A subscriber recently wrote to me questioning why I had written and changed the signal on the $SPX Scoreboard to neutral yesterday, but it wasn't on the most recent DecisionPoint Market/Sector Summary. This is because DecisionPoint timing signals that are tracked by the professional publication, Timer Digest, are derived from the ETF versions of the indexes. Today we got a great example of a similar situation. $DJIA had an Intermediate-Term Trend Model Neutral signal generate today when the 20-EMA crossed below the 50-EMA while the 50-EMA was above the 200-EMA. The DecisionPoint Scoreboard in the DP Chart Gallery was updated to reflect this today. However, DIA, the ETF version of the Dow Industrials that is tracked in our DP Market/Sector Summary report, hasn't generated the signal.

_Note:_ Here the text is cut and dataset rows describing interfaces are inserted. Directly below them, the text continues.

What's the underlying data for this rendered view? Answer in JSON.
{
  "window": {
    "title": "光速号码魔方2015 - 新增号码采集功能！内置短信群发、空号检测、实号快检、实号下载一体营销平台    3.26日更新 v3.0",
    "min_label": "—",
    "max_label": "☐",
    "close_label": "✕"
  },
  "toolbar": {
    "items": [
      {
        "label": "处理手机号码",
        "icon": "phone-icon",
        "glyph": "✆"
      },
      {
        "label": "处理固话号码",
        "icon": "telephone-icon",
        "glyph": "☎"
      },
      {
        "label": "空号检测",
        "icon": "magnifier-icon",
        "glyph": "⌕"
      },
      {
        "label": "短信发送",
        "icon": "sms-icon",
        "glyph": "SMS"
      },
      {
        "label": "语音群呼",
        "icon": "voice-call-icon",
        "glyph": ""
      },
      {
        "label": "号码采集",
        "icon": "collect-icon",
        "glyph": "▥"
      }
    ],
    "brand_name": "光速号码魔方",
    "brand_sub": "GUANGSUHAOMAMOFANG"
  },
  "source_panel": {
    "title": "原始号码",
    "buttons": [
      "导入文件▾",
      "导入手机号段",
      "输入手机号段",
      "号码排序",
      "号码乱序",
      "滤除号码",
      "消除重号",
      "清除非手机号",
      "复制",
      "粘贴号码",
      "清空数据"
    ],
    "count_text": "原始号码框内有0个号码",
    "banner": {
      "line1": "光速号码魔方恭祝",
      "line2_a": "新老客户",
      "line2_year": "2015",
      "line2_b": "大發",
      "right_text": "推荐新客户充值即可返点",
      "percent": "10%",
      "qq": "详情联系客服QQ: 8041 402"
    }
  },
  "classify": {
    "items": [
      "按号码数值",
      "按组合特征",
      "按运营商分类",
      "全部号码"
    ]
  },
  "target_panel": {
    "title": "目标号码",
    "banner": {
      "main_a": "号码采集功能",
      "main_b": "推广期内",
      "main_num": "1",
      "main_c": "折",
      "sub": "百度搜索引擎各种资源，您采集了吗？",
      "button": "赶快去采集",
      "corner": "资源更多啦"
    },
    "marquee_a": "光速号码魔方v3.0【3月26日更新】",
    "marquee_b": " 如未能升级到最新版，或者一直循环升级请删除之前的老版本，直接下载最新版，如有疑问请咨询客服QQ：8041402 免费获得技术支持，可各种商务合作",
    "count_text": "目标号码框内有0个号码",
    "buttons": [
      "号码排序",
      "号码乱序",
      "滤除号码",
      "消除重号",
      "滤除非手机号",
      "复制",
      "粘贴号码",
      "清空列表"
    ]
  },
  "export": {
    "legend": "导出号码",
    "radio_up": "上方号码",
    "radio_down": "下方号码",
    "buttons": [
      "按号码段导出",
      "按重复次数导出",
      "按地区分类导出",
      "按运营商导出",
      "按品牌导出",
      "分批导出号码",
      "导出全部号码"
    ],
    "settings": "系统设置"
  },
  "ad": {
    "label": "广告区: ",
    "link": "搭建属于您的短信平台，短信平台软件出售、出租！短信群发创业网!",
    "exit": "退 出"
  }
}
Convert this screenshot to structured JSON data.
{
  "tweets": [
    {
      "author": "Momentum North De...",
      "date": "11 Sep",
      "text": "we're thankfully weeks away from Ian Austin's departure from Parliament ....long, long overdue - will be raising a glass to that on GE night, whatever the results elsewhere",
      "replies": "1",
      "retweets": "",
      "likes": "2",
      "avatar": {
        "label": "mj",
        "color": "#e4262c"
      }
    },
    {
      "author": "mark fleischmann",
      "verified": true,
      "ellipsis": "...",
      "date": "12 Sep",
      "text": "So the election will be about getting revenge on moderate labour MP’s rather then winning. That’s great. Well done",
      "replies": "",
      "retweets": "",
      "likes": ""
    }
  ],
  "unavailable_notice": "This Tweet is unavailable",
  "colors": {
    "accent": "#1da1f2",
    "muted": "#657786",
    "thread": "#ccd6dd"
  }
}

If you look at the $DJIA chart you can see the 20/50-EMA crossover that caused the signal change. The Dow has been trading within a horizontal trading range bounded by the all-time highs and the March lows. Price has nearly reached the bottom of the range and the first area of possible support. The Price Momentum Oscillator (PMO) readings have now moved below zero which is the first sign of trouble. The earlier PMO SELL signal was not good and notice OBV is dropping off to readings that we haven't seen since March.
Now the ETF version, DIA, has a different "feel" altogether. I can still distinguish the horizontal trading range, but note that the May highs broke out above resistance. The biggest difference is that the 20-EMA is still managing to stay above the 50-EMA. That looks like it will change soon. The PMO reading hasn't moved below zero since January; whereas, $DJIA PMO moved below zero back in April.
In both cases, the PMO suggests that price will test nearby support at the March lows given that momentum is so negative. The IT Trend Model Neutral signal is also a bad sign for both $DJIA and DIA. I believe it most likely that we will see a test closer to the secondary support line at the December/January lows.
I agree with Carl that the ETFs are preferable, because: (1) they are tradable, (2) they represent the total return on the index, (3) they are adjusted for dividends, and (4) they often give different signals than the $ index which can be more profitable.
Technical Analysis is a windsock, not a crystal ball.